TASK BRIEF –
Return the count of lines in the records that include the string "wizyta", and nothing besides it.

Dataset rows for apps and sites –
- - - -

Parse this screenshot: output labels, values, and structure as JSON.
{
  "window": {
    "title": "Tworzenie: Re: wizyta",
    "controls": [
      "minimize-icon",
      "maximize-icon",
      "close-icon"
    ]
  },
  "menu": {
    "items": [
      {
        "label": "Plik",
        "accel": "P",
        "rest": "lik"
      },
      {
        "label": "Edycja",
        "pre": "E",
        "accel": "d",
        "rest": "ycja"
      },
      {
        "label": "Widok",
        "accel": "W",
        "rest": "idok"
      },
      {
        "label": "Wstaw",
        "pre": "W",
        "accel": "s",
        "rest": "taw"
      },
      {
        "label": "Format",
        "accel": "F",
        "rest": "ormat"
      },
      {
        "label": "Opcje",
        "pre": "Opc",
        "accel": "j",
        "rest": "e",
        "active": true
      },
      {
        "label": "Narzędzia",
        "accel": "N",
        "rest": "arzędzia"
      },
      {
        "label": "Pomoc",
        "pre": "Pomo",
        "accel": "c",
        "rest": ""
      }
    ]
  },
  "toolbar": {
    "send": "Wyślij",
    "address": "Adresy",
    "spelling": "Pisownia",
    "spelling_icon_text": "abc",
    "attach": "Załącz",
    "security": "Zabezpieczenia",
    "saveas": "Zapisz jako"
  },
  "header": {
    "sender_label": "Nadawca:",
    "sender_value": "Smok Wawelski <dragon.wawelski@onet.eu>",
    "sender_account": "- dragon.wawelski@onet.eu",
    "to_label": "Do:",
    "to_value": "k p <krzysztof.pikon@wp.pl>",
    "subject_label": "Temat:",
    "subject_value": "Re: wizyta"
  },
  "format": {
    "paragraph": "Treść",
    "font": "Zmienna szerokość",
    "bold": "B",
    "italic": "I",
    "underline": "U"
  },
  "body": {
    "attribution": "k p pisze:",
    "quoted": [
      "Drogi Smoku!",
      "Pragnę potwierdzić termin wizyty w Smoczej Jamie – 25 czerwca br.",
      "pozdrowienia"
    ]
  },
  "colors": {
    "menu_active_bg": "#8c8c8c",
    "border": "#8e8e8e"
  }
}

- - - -

WRITTEN REPLY –
2